**Aim of the task**
Scan the data below and copy each line where "label" occurs.

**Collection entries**
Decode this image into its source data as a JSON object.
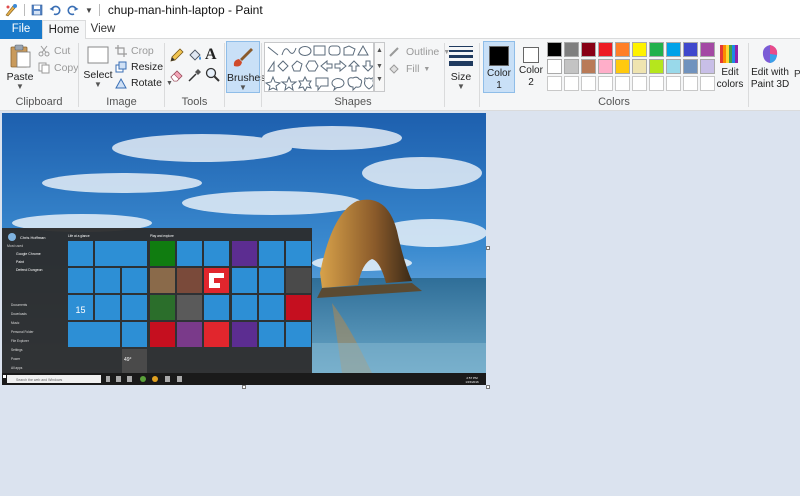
{
  "window": {
    "title": "chup-man-hinh-laptop - Paint"
  },
  "quick_access": {
    "icons": [
      "paint-app-icon",
      "save-icon",
      "undo-icon",
      "redo-icon",
      "customize-qat-icon"
    ]
  },
  "tabs": {
    "file": "File",
    "home": "Home",
    "view": "View"
  },
  "clipboard": {
    "label": "Clipboard",
    "paste": "Paste",
    "cut": "Cut",
    "copy": "Copy"
  },
  "image": {
    "label": "Image",
    "select": "Select",
    "crop": "Crop",
    "resize": "Resize",
    "rotate": "Rotate"
  },
  "tools": {
    "label": "Tools",
    "brushes": "Brushes"
  },
  "shapes": {
    "label": "Shapes",
    "outline": "Outline",
    "fill": "Fill",
    "size": "Size"
  },
  "colors": {
    "label": "Colors",
    "color1": "Color 1",
    "color2": "Color 2",
    "edit_colors": "Edit colors",
    "edit_paint3d": "Edit with Paint 3D",
    "color1_value": "#000000",
    "color2_value": "#ffffff",
    "palette_row1": [
      "#000000",
      "#7f7f7f",
      "#880015",
      "#ed1c24",
      "#ff7f27",
      "#fff200",
      "#22b14c",
      "#00a2e8",
      "#3f48cc",
      "#a349a4"
    ],
    "palette_row2": [
      "#ffffff",
      "#c3c3c3",
      "#b97a57",
      "#ffaec9",
      "#ffc90e",
      "#efe4b0",
      "#b5e61d",
      "#99d9ea",
      "#7092be",
      "#c8bfe7"
    ],
    "palette_row3": [
      "#ffffff",
      "#ffffff",
      "#ffffff",
      "#ffffff",
      "#ffffff",
      "#ffffff",
      "#ffffff",
      "#ffffff",
      "#ffffff",
      "#ffffff"
    ]
  },
  "screenshot": {
    "start_user": "Chris Hoffman",
    "most_used": "Most used",
    "apps": [
      "Google Chrome",
      "Paint",
      "Defend Dungeon"
    ],
    "places": [
      "Documents",
      "Downloads",
      "Music",
      "Personal Folder",
      "File Explorer",
      "Settings",
      "Power",
      "All apps"
    ],
    "life_header": "Life at a glance",
    "play_header": "Play and explore",
    "calendar_day": "15",
    "weather_temp": "49°",
    "search_placeholder": "Search the web and Windows",
    "clock_time": "2:57 PM",
    "clock_date": "1/15/2016"
  }
}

**Exercise response**
    "label": "Clipboard",
    "label": "Image",
    "label": "Tools",
    "label": "Shapes",
    "label": "Colors",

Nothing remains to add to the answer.